Along with an appointment at Texas A&M University's Department of Electrical and Computer Engineering, Dr. Michel Kinsy will also serve as associate director of the Texas A&M Cybersecurity Center. | Image: Texas A&M Engineering

Dr. Michel Kinsy has joined the Department of Electrical and Computer Engineering at Texas A&M University this semester as an associate professor. With expertise in cybersecurity and a focus on important engineering and computational problems, he will also serve as associate director of the Texas A&M Cybersecurity Center.

“Cybersecurity incidents are happening at an astonishing frequency, scale and sophistication,” Kinsy said. “The center being part of The Texas A&M University System has access to tremendous resources that are almost unmatched anywhere else in the country – chief among them the sheer number and caliber of faculty members engaged in cybersecurity research, coupled with the deep-rooted culture of academic excellence and service among the student body.”
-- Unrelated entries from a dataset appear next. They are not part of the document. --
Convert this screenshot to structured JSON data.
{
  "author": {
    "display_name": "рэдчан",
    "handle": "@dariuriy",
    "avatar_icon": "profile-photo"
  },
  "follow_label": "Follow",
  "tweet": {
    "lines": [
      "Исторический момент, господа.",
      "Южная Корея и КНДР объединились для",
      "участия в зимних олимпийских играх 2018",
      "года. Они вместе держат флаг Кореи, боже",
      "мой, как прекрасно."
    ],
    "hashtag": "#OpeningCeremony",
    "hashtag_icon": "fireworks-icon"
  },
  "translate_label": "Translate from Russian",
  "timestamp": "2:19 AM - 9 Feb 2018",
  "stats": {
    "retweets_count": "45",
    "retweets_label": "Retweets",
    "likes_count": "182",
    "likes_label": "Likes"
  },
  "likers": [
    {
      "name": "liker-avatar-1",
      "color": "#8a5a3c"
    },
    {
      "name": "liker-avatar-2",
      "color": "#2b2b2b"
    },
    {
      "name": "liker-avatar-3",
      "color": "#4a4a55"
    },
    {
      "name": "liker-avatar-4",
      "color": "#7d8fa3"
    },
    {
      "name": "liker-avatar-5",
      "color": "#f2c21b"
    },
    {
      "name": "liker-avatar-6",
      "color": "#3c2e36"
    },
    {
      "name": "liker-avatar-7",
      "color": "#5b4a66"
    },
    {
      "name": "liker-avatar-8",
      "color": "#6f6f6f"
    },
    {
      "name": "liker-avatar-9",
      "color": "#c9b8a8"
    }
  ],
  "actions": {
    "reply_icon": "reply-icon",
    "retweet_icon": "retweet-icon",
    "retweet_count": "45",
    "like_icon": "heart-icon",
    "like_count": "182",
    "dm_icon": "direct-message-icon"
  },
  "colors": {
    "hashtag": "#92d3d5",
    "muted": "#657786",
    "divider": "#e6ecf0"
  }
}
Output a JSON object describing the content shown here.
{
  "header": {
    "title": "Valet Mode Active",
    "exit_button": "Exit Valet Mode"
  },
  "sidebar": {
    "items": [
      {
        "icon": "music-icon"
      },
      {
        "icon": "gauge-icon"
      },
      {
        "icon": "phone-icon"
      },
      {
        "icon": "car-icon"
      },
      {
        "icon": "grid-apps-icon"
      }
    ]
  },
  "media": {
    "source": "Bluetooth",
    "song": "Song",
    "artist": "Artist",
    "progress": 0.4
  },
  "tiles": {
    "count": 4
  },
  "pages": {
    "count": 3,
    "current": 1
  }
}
As associate director, he hopes to develop the center’s technical research and development enterprise alongside interim director Dr. Danny Davis. Their goal is to accelerate the center’s ascension to becoming the premier academic destination for government agencies and industry entities looking for ahead-of-the-curve solutions for their cybersecurity needs, and for students interested in hands-on cybersecurity training.
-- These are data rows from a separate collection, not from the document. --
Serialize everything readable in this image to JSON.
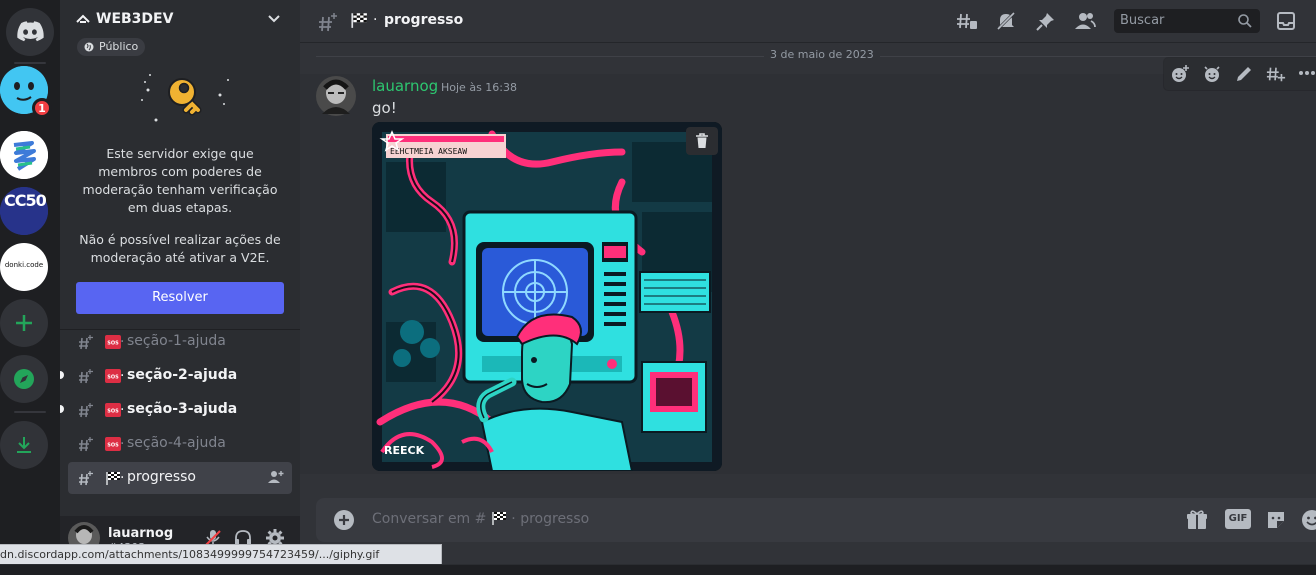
{
  "servers": {
    "items": [
      {
        "label": "Discord"
      },
      {
        "label": "",
        "badge": "1"
      },
      {
        "label": ""
      },
      {
        "label": "CC50"
      },
      {
        "label": "donki.code"
      }
    ],
    "add_label": "Adicionar servidor",
    "explore_label": "Explorar",
    "download_label": "Baixar apps"
  },
  "guild": {
    "name": "WEB3DEV",
    "visibility": "Público"
  },
  "notice": {
    "line1": "Este servidor exige que membros com poderes de moderação tenham verificação em duas etapas.",
    "line2": "Não é possível realizar ações de moderação até ativar a V2E.",
    "button": "Resolver"
  },
  "channels": [
    {
      "name": "seção-1-ajuda",
      "emoji": "SOS",
      "unread": false,
      "selected": false
    },
    {
      "name": "seção-2-ajuda",
      "emoji": "SOS",
      "unread": true,
      "selected": false
    },
    {
      "name": "seção-3-ajuda",
      "emoji": "SOS",
      "unread": true,
      "selected": false
    },
    {
      "name": "seção-4-ajuda",
      "emoji": "SOS",
      "unread": false,
      "selected": false
    },
    {
      "name": "progresso",
      "emoji": "flag",
      "unread": false,
      "selected": true
    }
  ],
  "user": {
    "name": "lauarnog",
    "tag": "#4303"
  },
  "topbar": {
    "channel": "progresso",
    "search_placeholder": "Buscar"
  },
  "chat": {
    "date": "3 de maio de 2023",
    "author": "lauarnog",
    "timestamp": "Hoje às 16:38",
    "text": "go!",
    "image_caption": "REECK"
  },
  "composer": {
    "placeholder_prefix": "Conversar em #",
    "placeholder_channel": "progresso",
    "gif_label": "GIF"
  },
  "status_url": "dn.discordapp.com/attachments/1083499999754723459/.../giphy.gif",
  "colors": {
    "accent": "#5865f2",
    "online": "#23a55a",
    "author": "#2dc770",
    "danger": "#f23f43"
  }
}
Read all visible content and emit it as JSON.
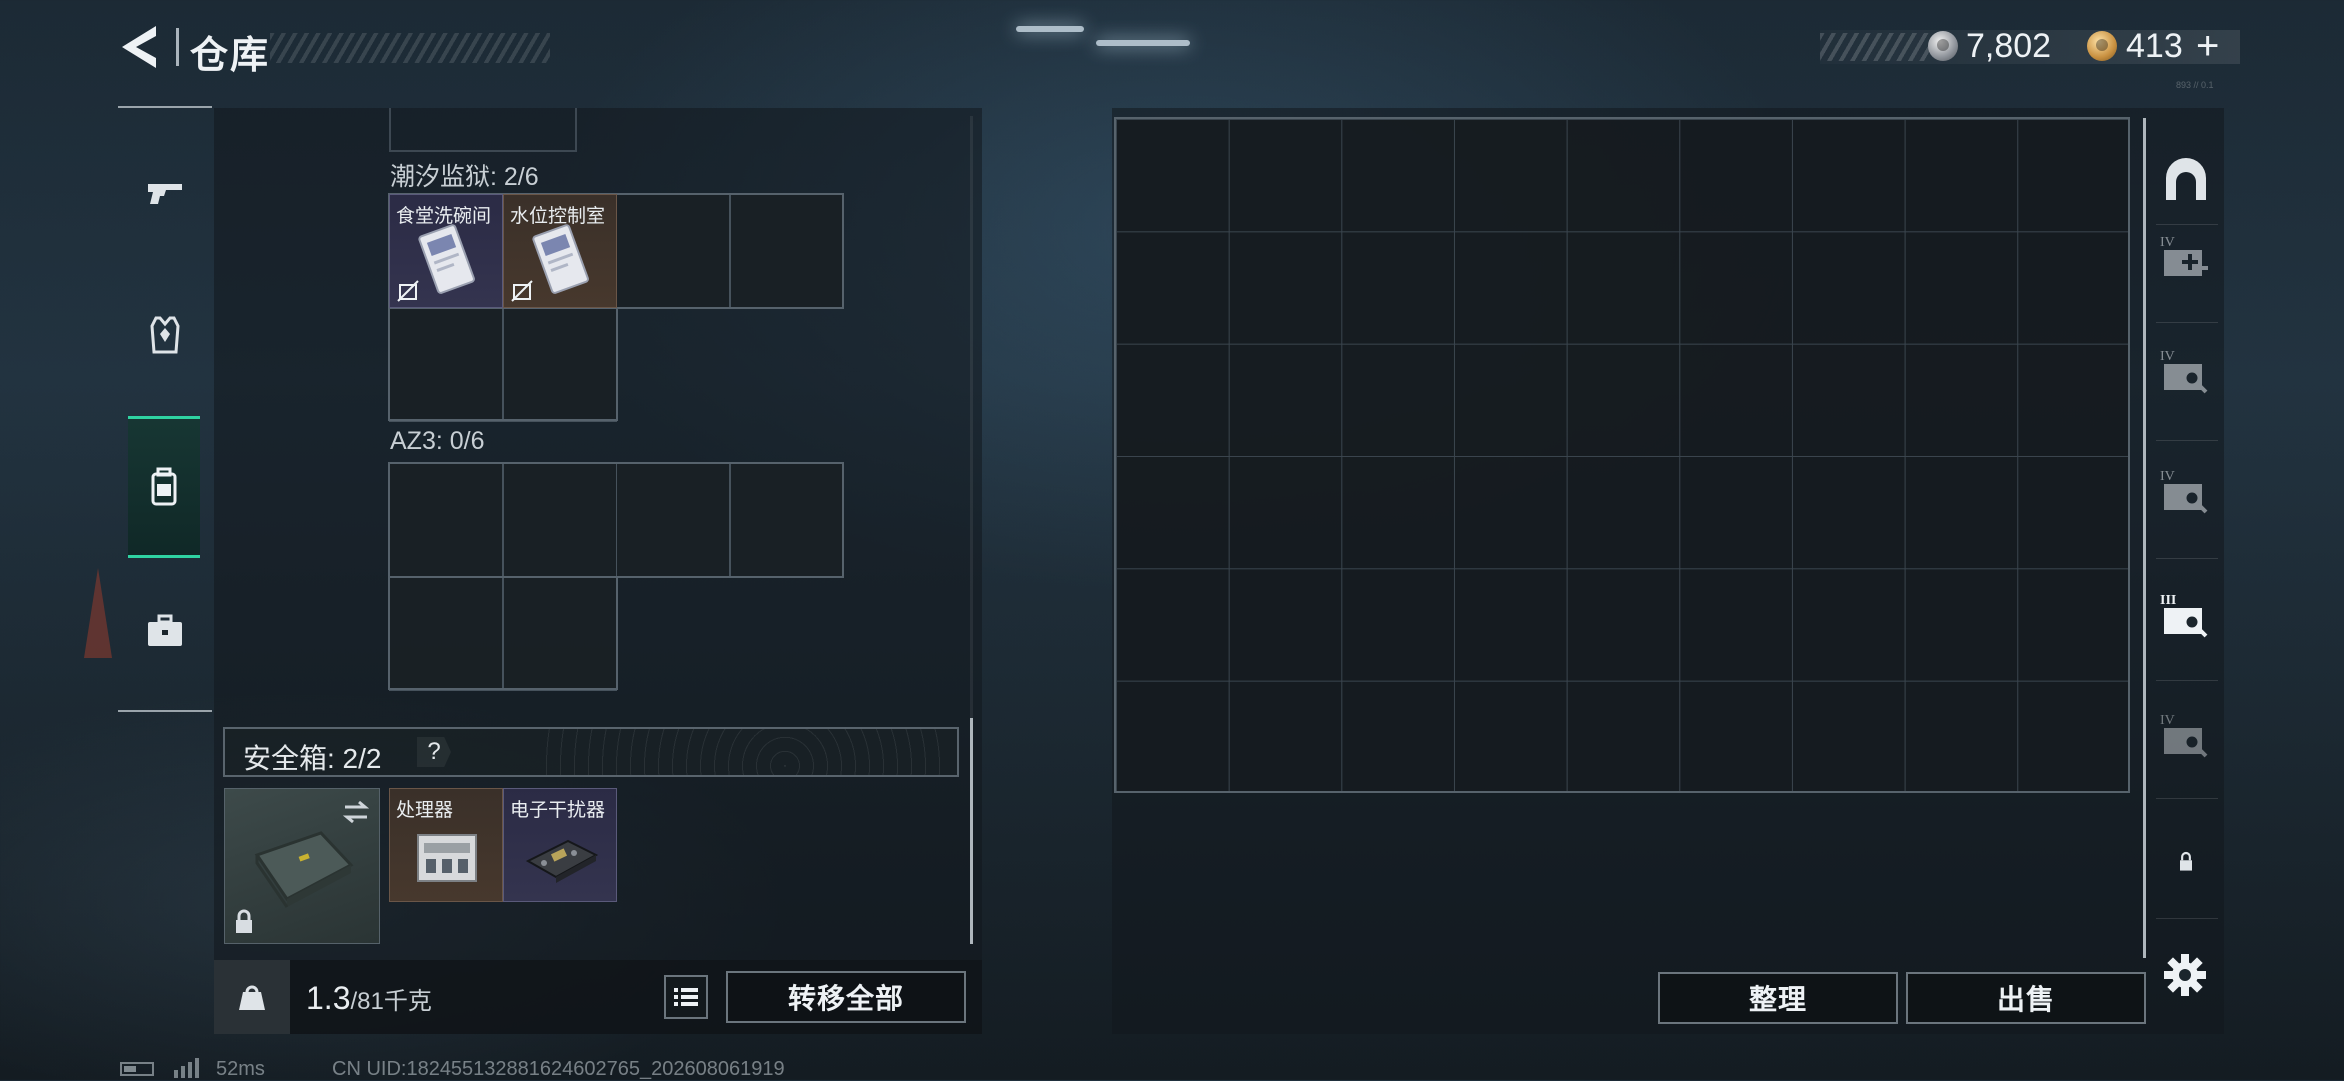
{
  "header": {
    "title": "仓库",
    "currencies": [
      {
        "name": "silver-coin",
        "value": "7,802"
      },
      {
        "name": "gold-coin",
        "value": "413"
      }
    ],
    "add_label": "+",
    "version_code": "893 // 0.1"
  },
  "left_tabs": [
    {
      "icon": "pistol-icon",
      "active": false
    },
    {
      "icon": "armor-vest-icon",
      "active": false
    },
    {
      "icon": "backpack-icon",
      "active": true
    },
    {
      "icon": "briefcase-icon",
      "active": false
    }
  ],
  "storage": {
    "sections": [
      {
        "label": "潮汐监狱: 2/6",
        "items": [
          {
            "name": "食堂洗碗间",
            "rarity": "purple",
            "icon": "keycard-icon"
          },
          {
            "name": "水位控制室",
            "rarity": "brown",
            "icon": "keycard-icon"
          }
        ]
      },
      {
        "label": "AZ3: 0/6",
        "items": []
      }
    ],
    "safebox": {
      "label": "安全箱:  2/2",
      "help": "?",
      "items": [
        {
          "name": "处理器",
          "rarity": "brown",
          "icon": "processor-icon"
        },
        {
          "name": "电子干扰器",
          "rarity": "purple",
          "icon": "jammer-icon"
        }
      ]
    }
  },
  "footer": {
    "weight_value": "1.3",
    "weight_capacity": "/81千克",
    "transfer_all": "转移全部",
    "sort": "整理",
    "sell": "出售"
  },
  "right_rail": [
    {
      "icon": "helmet-icon",
      "tier": ""
    },
    {
      "icon": "add-vehicle-icon",
      "tier": "IV"
    },
    {
      "icon": "vehicle-search-icon",
      "tier": "IV"
    },
    {
      "icon": "vehicle-search-icon",
      "tier": "IV"
    },
    {
      "icon": "vehicle-search-icon",
      "tier": "III"
    },
    {
      "icon": "vehicle-search-icon",
      "tier": "IV"
    },
    {
      "icon": "lock-icon",
      "tier": ""
    }
  ],
  "status_bar": {
    "ping": "52ms",
    "uid": "CN UID:1824551328816246027​65_202608061919"
  },
  "colors": {
    "accent": "#2fd3a2",
    "rarity_purple": "#34344f",
    "rarity_brown": "#47382d"
  }
}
“There is a level of research that you can engage in at Texas A&M that is not readily available in most departments around the country, or in the world for that matter,” Kinsy said.

Kinsy’s core area of research is computer architecture. He is especially interested in discovering and creating the set of definitions, methodologies and hardware primitives that enable the integrity checking of computing processes, the access control and monitoring of system resources, and hardware root-of-trust solutions for secure computation – something he calls “Design for Security.”
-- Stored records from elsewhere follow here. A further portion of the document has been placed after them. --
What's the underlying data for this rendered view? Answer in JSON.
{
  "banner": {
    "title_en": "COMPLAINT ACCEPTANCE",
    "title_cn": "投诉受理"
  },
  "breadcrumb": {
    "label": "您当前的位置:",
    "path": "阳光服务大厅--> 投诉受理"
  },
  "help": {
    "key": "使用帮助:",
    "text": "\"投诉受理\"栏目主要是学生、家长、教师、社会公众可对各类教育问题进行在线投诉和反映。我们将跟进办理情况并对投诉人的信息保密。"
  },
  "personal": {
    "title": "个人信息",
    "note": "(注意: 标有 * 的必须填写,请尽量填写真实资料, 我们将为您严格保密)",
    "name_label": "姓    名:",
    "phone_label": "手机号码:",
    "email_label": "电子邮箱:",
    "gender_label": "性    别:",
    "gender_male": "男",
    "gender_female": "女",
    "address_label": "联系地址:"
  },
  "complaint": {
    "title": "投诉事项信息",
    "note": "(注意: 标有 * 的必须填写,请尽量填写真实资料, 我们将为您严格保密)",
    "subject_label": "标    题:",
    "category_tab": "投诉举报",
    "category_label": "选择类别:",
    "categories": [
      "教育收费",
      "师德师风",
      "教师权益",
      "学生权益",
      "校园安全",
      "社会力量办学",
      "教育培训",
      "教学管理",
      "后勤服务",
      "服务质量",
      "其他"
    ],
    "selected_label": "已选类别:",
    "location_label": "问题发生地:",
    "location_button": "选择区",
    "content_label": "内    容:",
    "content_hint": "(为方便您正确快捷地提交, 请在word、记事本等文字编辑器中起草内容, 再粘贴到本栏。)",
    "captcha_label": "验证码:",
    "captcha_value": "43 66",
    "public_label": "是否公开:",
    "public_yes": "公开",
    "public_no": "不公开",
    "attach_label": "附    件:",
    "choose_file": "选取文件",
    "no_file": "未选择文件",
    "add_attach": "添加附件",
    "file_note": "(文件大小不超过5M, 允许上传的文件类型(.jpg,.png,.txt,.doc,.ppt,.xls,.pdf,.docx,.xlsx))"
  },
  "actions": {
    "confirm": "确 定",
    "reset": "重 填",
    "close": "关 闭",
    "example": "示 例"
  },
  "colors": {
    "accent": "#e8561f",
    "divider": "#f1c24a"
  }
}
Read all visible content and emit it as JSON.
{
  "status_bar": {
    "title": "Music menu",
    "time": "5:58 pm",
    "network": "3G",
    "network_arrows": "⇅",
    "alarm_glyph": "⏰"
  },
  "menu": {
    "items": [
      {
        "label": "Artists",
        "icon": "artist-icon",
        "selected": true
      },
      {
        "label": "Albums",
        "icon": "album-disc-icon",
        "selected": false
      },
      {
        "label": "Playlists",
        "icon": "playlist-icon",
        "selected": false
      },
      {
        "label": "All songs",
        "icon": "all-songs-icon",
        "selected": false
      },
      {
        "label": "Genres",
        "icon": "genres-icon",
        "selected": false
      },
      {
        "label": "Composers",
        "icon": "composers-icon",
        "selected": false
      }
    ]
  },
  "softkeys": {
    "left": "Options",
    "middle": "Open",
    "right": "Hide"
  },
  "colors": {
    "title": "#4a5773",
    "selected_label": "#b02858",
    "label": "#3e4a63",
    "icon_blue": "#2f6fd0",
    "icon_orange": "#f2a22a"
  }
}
Another central aspect of Kinsy’s research efforts is the translation of basic engineering discoveries into applicable solutions. In fact, he is one of only a handful of secure systems researchers who can claim that their academic hardware designs have been directly incorporated into commercial and military systems.

As he starts his career at Texas A&M, Kinsy urges engineering undergraduate students to embrace more mathematics courses, such as number theory, discrete mathematics, logic and linear algebra early on in their academic careers – even students focusing on hardware.

“Although I am a hardware researcher, these courses form the foundation of my engineering thinking process and my cybersecurity problem-solving methodology,” he said. “The cybersecurity field is moving toward security through proofs and not merely by construction due to ever-increasing complexity of our computing systems. The main challenge is that if you are not exposed to these courses in a substantial way early on in your academic training, by the time you really need them or use them it is often too late.”

Texas A&M Cybersecurity Center

The Texas A&M Cybersecurity Center is dedicated to combating adversaries who desire to harm our citizens, our government and our industry through cyber-attacks. The center seeks to advance the collective cybersecurity knowledge, capabilities and practices, doing so through ground-breaking research, novel and innovative cybersecurity education, and mutually beneficial academic governmental and commercial partnerships. Working with researchers, faculty and industry leaders, the center stands committed to making outsized contributions to social good through the development of transformational cybersecurity capabilities.